Call us at 618-985-5234 for complete details on any of our internet or TV plans.

Out with the old (Gen4) HughesNet and in with the new (Gen5) HughesNet.

The new HughesNet Gen5 service for 2018 is the result of HughesNet launching its EchoStar XIX satellite. HughesNet says the EchoStar XIX is the “world’s highest-capacity broadband satellite,”1 which seems worth bragging about, but we care only because it means better satellite internet plans for us.

HughesNet plans make so much more sense than before (Gen5 plans compared to Gen4 plans), and we love it. For example, the same four HughesNet plans are now available across the entire United States. The hassle of trying to figure what HughesNet plans are available where you live is no more. You used to get different plans and prices for different ZIP codes! Now HughesNet has four plans, four prices, and one set of speeds (25 Mbps download, 3 Mbps upload). It’s that simple—all internet providers should make choosing a plan this easy.

...less competition means higher prices all around.

As happy as we are that HughesNet simplified its plans, we’re still not hot on the prices. We can’t blame people for balking at 10 GB for $49.99 per month, but that’s the nature of the beast: satellite internet was made for those without access to other types of internet (cable, DSL, etc.)—and it’s an expensive technology. Until more people decide to launch satellites into space, we’re stuck with a lack of competition in the satellite internet market. So, as it goes, less competition means higher prices all around.

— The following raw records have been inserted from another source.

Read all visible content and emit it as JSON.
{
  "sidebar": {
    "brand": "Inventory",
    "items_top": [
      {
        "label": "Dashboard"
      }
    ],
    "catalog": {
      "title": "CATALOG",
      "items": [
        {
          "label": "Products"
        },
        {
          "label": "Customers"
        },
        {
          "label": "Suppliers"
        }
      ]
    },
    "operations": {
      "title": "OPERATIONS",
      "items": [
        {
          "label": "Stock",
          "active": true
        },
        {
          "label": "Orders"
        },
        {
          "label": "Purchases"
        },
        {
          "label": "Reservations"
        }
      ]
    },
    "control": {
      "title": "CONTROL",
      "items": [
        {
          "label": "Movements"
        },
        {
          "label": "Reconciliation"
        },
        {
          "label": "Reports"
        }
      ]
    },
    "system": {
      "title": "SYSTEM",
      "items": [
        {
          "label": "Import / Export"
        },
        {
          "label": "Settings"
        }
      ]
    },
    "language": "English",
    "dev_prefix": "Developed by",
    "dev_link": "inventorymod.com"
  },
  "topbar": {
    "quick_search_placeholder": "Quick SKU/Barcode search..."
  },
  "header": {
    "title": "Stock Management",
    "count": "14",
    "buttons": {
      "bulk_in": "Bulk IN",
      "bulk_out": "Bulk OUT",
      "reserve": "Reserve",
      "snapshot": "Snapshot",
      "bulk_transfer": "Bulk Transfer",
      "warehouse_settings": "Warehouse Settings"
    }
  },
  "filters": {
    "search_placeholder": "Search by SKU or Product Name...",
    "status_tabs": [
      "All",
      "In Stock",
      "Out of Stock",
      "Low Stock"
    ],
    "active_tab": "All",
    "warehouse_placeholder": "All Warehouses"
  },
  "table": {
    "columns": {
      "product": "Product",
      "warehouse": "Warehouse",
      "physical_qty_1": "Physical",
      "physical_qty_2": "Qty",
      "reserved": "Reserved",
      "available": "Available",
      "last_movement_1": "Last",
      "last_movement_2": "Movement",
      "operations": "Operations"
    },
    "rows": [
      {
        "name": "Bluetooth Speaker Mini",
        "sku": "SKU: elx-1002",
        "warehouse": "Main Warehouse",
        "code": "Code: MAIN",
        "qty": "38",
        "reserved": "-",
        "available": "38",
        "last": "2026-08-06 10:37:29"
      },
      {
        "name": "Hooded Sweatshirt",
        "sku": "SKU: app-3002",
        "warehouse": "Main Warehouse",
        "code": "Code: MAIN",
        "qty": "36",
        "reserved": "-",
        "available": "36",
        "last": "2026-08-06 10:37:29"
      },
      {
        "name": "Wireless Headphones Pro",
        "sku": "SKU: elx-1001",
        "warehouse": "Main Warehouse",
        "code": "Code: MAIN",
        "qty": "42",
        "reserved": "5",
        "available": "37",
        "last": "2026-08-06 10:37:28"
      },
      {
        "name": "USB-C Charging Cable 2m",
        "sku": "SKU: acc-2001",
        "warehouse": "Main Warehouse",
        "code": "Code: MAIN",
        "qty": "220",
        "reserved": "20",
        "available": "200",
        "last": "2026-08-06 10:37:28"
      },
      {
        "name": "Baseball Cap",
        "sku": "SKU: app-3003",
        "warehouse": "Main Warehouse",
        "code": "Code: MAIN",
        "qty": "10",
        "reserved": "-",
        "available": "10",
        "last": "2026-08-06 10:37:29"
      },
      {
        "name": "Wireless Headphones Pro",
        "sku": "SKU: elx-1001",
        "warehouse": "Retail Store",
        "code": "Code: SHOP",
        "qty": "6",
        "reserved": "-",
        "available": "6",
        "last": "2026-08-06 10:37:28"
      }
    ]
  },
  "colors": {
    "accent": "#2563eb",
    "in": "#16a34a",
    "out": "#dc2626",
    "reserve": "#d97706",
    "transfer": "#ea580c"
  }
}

The 20 GB plan has enough data for most people, and they commonly run promotions for new customers.

We’ve heard from plenty of customers who complain satellite internet is so much more expensive (and slower) than other internet service providers (ISPs), and we’re not making excuses for HughesNet pricing. But here’s what we say: satellite internet is for those with no other choice but dial-up internet service.

Don’t get satellite internet if you can get DSL, cable, or fiber internet service. You’ve been warned. HughesNet doesn’t stand a chance against those types of ISPs, and its prices are about what you’d expect for satellite internet.

If you compare Hughes Net's Prices to other satellite internet providers, you won’t find much of a difference. HughesNet’s biggest competitor, Viasat (formerly Exede), has a similar price range: $50–$150 per month, compared to HughesNet’s $49–$129 per month. If you’re looking to save a few bucks, the monthly service price may not be the biggest differentiator. However, equipment and associated fees may be something to consider.

Customer satisfaction

Like every internet provider, HughesNet can improve on its customer service and satisfaction. It provides installation services through third-party installers. So you never know what kind of service you’ll get when someone comes to install your satellite internet dish or when you call customer support. To be fair, we didn’t experience any issues with customer service—but that doesn’t mean you won’t.

To help set expectations for satellite internet service, we recommend checking out the “What to Know Before You Buy” section in our Best Satellite review.

The bottom line — HughesNet review summary

HughesNet made the smart move to include the same bonus features and standardize speeds in all its plans, so it’s a little harder for us to come up with a solid recommendation.

Still, we think the 20gb plan will work best for most customers. It has a good amount of data.

HughesNet Review Recap

  • Good for rural areas

  • Gen5 pricing is clear

  • Reasonable data caps

  • Not great for gaming

Have questions? Ask us.

We love helping out with questions. If you’re trying to find a workaround for watching Netflix or wondering how much data you need to jam out to Spotify, ask us in the comments section below.

Have a complaint? Make it count and tell the FCC.

We’ve heard some brutal customer service stories, but all we can do at is try to make our information better. If you really want to make your voice count, tell the FCC. The FCC’s Consumer Complaint Center lets you easily leave a complaint or share your experience. Who knows–your words to the FCC could make a difference by demanding more from service providers.